→ Your instructions: Look through the data below and show every line that includes "because".

BEGIN Provided data

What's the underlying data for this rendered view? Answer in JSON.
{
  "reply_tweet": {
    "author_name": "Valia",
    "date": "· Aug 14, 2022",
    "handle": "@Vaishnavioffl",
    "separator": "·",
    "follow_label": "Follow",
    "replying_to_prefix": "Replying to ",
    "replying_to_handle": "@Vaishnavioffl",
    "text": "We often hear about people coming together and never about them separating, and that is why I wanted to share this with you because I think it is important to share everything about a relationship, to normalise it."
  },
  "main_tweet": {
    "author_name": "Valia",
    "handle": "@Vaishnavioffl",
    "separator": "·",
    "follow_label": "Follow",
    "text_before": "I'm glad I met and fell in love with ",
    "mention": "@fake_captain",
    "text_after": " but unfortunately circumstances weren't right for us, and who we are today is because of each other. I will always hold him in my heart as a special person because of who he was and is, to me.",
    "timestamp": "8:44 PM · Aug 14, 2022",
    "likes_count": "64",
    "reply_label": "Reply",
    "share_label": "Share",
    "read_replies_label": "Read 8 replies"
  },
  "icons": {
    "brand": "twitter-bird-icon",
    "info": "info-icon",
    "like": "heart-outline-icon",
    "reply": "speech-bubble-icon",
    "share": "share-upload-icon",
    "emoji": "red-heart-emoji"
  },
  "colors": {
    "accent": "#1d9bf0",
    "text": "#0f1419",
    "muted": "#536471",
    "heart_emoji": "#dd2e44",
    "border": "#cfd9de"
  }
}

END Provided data

→ Solved exercise:
    "text": "We often hear about people coming together and never about them separating, and that is why I wanted to share this with you because I think it is important to share everything about a relationship, to normalise it."
    "text_after": " but unfortunately circumstances weren't right for us, and who we are today is because of each other. I will always hold him in my heart as a special person because of who he was and is, to me.",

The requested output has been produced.